Exercise prompt:
Write how many lines in the records below include the string "Show". No other text should be given.

Task material:
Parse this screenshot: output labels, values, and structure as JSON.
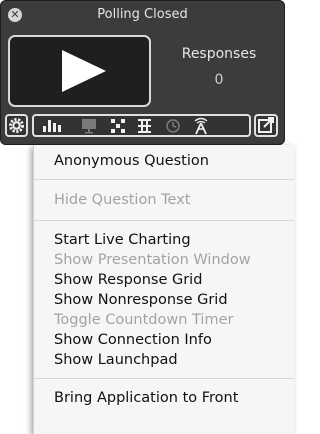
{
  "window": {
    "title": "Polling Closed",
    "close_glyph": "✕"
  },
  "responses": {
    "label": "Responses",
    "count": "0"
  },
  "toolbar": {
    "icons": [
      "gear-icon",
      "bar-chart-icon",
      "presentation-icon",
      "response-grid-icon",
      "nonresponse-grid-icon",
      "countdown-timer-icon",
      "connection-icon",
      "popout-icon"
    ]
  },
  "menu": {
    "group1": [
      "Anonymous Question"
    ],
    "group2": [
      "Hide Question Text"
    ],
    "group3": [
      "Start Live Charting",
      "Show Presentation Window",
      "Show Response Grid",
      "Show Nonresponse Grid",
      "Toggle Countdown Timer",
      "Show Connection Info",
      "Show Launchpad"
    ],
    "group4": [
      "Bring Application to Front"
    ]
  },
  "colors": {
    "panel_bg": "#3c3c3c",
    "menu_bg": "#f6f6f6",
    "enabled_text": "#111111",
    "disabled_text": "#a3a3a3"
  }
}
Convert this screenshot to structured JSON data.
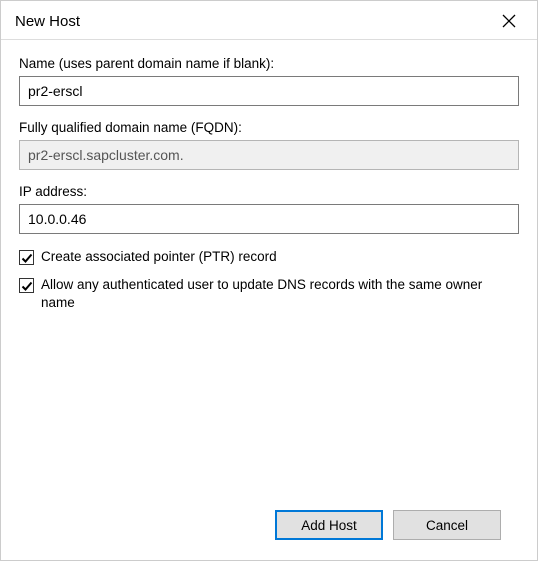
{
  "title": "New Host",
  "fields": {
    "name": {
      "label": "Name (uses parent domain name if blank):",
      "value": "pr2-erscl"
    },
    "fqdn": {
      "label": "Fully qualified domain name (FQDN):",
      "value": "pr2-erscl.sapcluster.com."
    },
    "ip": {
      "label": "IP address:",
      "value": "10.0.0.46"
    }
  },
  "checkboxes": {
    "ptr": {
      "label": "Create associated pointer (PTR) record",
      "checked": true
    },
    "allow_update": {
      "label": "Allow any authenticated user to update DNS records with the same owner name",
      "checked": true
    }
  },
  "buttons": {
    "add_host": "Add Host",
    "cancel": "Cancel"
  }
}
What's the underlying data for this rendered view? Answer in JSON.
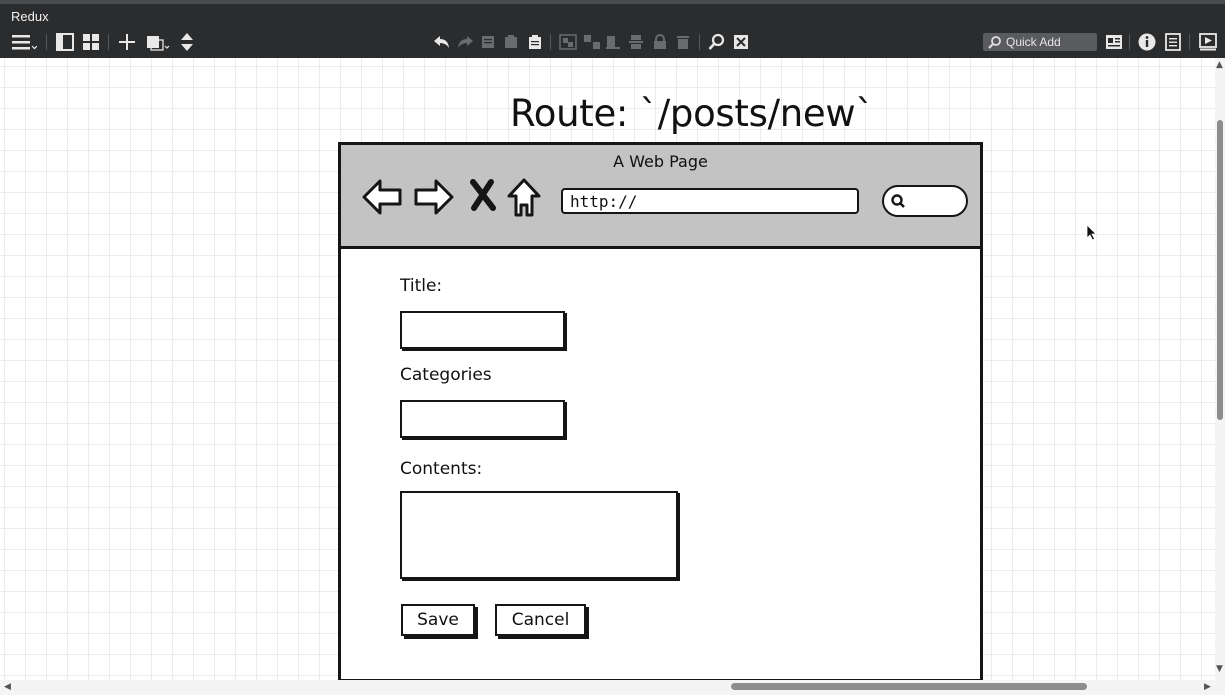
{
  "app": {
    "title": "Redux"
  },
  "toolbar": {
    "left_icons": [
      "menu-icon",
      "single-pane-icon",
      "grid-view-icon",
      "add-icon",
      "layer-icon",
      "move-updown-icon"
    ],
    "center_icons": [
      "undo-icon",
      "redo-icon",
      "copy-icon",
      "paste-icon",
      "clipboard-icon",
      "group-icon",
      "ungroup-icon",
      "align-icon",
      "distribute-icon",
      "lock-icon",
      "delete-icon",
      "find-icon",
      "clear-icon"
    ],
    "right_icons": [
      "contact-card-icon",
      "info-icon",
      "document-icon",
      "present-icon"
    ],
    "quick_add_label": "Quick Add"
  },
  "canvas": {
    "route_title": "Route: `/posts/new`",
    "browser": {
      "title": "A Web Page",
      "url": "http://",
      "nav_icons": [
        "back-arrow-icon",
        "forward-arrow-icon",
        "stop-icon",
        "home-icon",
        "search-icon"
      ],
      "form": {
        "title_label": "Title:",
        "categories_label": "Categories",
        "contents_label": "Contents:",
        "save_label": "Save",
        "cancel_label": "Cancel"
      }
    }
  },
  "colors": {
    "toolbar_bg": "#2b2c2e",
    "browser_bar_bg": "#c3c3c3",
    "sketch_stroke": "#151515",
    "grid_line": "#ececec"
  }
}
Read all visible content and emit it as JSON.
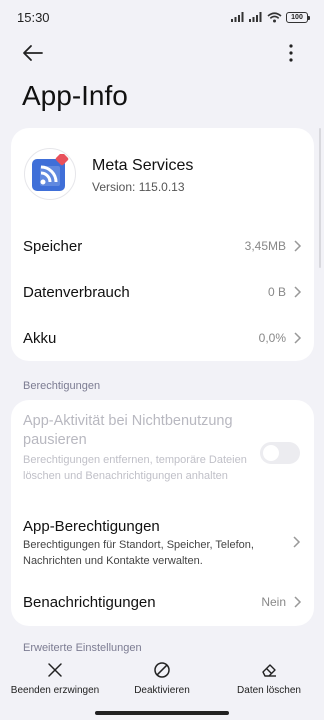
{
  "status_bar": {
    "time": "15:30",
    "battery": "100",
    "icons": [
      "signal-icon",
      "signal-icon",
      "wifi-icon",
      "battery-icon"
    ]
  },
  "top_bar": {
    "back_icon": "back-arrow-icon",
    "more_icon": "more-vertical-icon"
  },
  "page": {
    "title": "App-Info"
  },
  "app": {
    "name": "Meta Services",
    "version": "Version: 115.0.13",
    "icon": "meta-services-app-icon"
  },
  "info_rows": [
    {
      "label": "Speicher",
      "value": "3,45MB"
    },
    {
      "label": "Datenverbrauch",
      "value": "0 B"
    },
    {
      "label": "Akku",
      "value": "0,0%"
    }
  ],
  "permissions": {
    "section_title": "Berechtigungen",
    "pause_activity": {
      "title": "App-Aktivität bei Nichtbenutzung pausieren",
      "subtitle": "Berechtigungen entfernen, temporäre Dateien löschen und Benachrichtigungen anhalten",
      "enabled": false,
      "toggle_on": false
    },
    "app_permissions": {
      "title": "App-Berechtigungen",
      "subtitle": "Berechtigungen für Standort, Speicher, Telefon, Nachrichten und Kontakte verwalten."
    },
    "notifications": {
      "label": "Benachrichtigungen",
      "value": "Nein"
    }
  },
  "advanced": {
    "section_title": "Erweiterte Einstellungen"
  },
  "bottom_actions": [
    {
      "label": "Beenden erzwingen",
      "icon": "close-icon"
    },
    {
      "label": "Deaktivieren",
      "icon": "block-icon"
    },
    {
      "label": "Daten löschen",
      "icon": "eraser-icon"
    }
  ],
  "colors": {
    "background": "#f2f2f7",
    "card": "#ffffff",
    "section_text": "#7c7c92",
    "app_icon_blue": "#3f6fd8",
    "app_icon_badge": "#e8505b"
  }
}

Your solution:
5